"COMPUTER POWER TO THE PEOPLE! DOWN WITH CYBERCRUD!" - Theodor Nelson
Sunday, October 02, 2005
Shared vs. Mobile Data
Alex Bunardzic writes about "Shared Data and Mobile Data" in response to his article on "Should Database Manage The Meaning?" He makes an important distinction in the debate. There's people who think the database should be the central point and then, there's those of us who think data should be mobile (not centralized). I think the folks that believe in centralized databases should read William Kent's "Data And Reality" book to see the problems with that view. It basically boils down to meaning. Different projects will view what might seem to be the same data differently. We might even use the same terms, but have slightly different meanings. It's the slight difference that kills the shared database model. Not to mention, that over time shared database models become unchangeable and unmaintainable because of the massive amounts of coordination it takes to make a change (even with volumous documentation which is usually out of date anyway). Who wants to make a change and be held accountable for every system they break? It becomes a "let's just hack this field that only we use so we don't have to go pull teeth". Ouch. It's easier to just change your code than burden evryone else (who may not want to make ANY changes to their code at all...it's not in their budget) I've seen this scenario more times than I care to count.
Mr. Kent's book exposes these problems and lays them out. The book is great for exposing the problems that basically boil down to humans having ambigous language. Even though our computer languages are strict, our meaning still is king and that's the disconnect. It's the same reason that common business objects that cross enterprise divisions are problematic as well. They each have their own meaning of various words used to label things. It's best to have each system to have their own database and have distinct boundaries where they exchange information. Everyone keeps their definitions (which makes sense to their users) and makes conversions on the boundaries.
Eric Evans' excellent "Domain-Driven Design" offers the solutions to the problem. In fact, he has an example in the beginning of Chapter 14 (Maintaining Model Integrity) that explains it. Different systems might be working on what seems to be the same model, but they are looking at it from different contexts. Each system should have its own "bounded context" of the model. Here's an excerpt from "Domain-Driven Design" that explains it clearly:
Explicity define the context within which a model applies. Explicity set boundaries in terms of team organization, usage within specific parts of the application, and physical manifestations such as code bases and database schemas. Keep the model strictly consistent within these bounds, but don't be distracted or confused by issues outside.
He continues to make a point of keeping the boundaries distinct (don't allow them to blur) and be explicit in communication with outside systems (by using "context maps" for conversion to/from outside systems).
The bottom line is keep your systems distinct and avoid the allure of sharing common domain/data models. Keep the boundaries distinct and exchange information with outside systems.
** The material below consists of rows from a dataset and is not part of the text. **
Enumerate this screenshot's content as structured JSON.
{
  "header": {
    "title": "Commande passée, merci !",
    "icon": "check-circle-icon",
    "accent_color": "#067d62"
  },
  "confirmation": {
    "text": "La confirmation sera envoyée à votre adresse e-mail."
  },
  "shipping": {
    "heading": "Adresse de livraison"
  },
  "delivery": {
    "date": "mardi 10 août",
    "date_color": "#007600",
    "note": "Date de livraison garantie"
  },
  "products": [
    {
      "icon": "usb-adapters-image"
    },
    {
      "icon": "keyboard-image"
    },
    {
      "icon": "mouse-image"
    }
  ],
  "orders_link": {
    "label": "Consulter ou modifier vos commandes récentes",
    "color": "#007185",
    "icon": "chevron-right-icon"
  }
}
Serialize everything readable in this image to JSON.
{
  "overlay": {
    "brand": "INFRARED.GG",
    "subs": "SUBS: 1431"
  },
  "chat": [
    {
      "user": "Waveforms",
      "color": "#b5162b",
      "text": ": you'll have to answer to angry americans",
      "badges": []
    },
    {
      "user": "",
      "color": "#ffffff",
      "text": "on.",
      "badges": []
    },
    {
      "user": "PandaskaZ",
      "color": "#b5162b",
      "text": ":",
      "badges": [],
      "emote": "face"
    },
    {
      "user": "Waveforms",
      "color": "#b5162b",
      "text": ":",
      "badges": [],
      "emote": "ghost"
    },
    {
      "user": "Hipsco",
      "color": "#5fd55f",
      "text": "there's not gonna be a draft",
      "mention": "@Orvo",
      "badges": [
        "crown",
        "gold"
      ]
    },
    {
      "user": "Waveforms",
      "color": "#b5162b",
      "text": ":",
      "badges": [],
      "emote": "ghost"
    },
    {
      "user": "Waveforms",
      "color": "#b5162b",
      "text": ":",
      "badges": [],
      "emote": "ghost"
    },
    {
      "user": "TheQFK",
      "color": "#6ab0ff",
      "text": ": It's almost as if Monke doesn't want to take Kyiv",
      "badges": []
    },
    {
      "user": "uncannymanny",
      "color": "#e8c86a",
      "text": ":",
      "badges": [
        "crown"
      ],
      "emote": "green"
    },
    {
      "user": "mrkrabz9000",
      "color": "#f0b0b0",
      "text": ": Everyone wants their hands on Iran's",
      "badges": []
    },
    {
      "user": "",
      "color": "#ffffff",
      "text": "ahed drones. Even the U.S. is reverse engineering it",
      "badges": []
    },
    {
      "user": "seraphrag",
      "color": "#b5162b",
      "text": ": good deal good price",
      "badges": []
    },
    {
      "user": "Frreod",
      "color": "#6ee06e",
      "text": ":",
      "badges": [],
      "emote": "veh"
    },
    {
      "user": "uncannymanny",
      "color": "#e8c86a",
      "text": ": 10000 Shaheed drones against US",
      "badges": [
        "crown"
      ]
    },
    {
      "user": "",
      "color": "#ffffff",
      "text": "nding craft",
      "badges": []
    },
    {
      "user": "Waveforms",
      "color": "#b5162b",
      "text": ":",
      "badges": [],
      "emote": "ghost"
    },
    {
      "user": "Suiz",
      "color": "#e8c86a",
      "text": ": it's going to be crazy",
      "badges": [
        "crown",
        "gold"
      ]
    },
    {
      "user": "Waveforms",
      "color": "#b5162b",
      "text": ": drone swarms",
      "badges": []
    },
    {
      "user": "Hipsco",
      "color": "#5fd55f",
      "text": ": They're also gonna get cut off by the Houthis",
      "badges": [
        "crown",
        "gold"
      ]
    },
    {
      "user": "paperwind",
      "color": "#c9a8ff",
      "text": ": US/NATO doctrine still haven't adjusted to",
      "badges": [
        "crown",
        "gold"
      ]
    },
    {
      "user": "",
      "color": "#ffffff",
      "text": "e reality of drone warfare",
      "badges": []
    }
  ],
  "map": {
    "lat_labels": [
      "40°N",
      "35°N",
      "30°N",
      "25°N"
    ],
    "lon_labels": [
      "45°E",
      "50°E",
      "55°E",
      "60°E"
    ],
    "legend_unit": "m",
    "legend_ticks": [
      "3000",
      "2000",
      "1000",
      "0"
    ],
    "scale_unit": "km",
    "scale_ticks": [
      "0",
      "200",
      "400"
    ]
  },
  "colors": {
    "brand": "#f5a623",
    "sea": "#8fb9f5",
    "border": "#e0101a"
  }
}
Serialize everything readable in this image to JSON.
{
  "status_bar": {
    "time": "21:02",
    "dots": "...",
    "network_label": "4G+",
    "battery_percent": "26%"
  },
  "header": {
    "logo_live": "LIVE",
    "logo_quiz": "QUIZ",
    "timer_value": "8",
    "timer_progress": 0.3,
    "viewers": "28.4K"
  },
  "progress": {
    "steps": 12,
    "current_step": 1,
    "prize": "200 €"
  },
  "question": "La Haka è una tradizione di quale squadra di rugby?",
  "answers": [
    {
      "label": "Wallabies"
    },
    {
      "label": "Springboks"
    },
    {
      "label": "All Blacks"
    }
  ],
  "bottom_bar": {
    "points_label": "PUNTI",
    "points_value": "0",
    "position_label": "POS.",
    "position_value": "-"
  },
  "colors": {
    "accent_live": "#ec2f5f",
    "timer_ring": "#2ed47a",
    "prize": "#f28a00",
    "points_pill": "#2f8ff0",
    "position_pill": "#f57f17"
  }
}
I wouldn't even allow common exchange formats across systems (It runs into the same exact meaning problems). Define the exchange for each system (A different DTD for each one if you use XML, I'm not saying to not use standards, just don't define a common DTD for all system exchanges across the enterprise). Don't be lazy. Let your system keep the meaning and don't let it get watered down. Sharing allows meaning to be blurred (and misused) and this lets the bugs in. Data warehouses sound like good ideas, but really your duplicating the meaning to pull everything together. An agent system would be a better answer where it gathers the information from each of the systems at their boundaries. Since the agent would be its own system. It's a harder path to follow, but it's the one that allows your systems to continue to grow and not stagnate. The minute you buckle a system together with another, the stagnation will begin and the cost curve will start to rise.